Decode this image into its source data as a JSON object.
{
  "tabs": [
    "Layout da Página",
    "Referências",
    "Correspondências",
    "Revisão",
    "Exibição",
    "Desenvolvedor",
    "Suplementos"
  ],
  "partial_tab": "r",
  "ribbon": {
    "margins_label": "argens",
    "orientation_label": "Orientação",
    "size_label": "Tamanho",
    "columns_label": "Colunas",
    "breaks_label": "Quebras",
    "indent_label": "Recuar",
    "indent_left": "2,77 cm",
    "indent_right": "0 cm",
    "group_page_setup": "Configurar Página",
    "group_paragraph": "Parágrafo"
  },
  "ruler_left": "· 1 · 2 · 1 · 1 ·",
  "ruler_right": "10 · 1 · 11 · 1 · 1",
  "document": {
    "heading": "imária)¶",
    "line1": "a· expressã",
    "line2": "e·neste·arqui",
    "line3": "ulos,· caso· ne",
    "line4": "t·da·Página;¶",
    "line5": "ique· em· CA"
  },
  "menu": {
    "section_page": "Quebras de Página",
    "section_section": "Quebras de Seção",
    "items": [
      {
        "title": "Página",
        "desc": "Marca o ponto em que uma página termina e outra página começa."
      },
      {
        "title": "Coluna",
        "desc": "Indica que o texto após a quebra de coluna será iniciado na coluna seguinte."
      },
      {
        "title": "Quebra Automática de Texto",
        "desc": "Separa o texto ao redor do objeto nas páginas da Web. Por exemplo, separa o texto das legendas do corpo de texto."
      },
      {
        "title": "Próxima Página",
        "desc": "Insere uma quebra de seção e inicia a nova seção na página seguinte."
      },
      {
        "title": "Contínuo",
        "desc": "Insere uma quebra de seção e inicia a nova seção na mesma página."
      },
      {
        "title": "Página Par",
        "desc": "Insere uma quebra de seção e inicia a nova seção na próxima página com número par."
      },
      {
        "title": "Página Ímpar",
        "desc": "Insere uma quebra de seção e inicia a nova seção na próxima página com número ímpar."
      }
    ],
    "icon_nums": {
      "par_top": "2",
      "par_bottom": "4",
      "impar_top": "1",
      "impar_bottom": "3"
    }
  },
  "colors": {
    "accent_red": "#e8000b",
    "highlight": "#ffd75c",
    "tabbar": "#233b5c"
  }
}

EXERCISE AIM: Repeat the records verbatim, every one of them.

TASK RESPONSE:
Decode this image into its source data as a JSON object.
{
  "tabs": [
    "Layout da Página",
    "Referências",
    "Correspondências",
    "Revisão",
    "Exibição",
    "Desenvolvedor",
    "Suplementos"
  ],
  "partial_tab": "r",
  "ribbon": {
    "margins_label": "argens",
    "orientation_label": "Orientação",
    "size_label": "Tamanho",
    "columns_label": "Colunas",
    "breaks_label": "Quebras",
    "indent_label": "Recuar",
    "indent_left": "2,77 cm",
    "indent_right": "0 cm",
    "group_page_setup": "Configurar Página",
    "group_paragraph": "Parágrafo"
  },
  "ruler_left": "· 1 · 2 · 1 · 1 ·",
  "ruler_right": "10 · 1 · 11 · 1 · 1",
  "document": {
    "heading": "imária)¶",
    "line1": "a· expressã",
    "line2": "e·neste·arqui",
    "line3": "ulos,· caso· ne",
    "line4": "t·da·Página;¶",
    "line5": "ique· em· CA"
  },
  "menu": {
    "section_page": "Quebras de Página",
    "section_section": "Quebras de Seção",
    "items": [
      {
        "title": "Página",
        "desc": "Marca o ponto em que uma página termina e outra página começa."
      },
      {
        "title": "Coluna",
        "desc": "Indica que o texto após a quebra de coluna será iniciado na coluna seguinte."
      },
      {
        "title": "Quebra Automática de Texto",
        "desc": "Separa o texto ao redor do objeto nas páginas da Web. Por exemplo, separa o texto das legendas do corpo de texto."
      },
      {
        "title": "Próxima Página",
        "desc": "Insere uma quebra de seção e inicia a nova seção na página seguinte."
      },
      {
        "title": "Contínuo",
        "desc": "Insere uma quebra de seção e inicia a nova seção na mesma página."
      },
      {
        "title": "Página Par",
        "desc": "Insere uma quebra de seção e inicia a nova seção na próxima página com número par."
      },
      {
        "title": "Página Ímpar",
        "desc": "Insere uma quebra de seção e inicia a nova seção na próxima página com número ímpar."
      }
    ],
    "icon_nums": {
      "par_top": "2",
      "par_bottom": "4",
      "impar_top": "1",
      "impar_bottom": "3"
    }
  },
  "colors": {
    "accent_red": "#e8000b",
    "highlight": "#ffd75c",
    "tabbar": "#233b5c"
  }
}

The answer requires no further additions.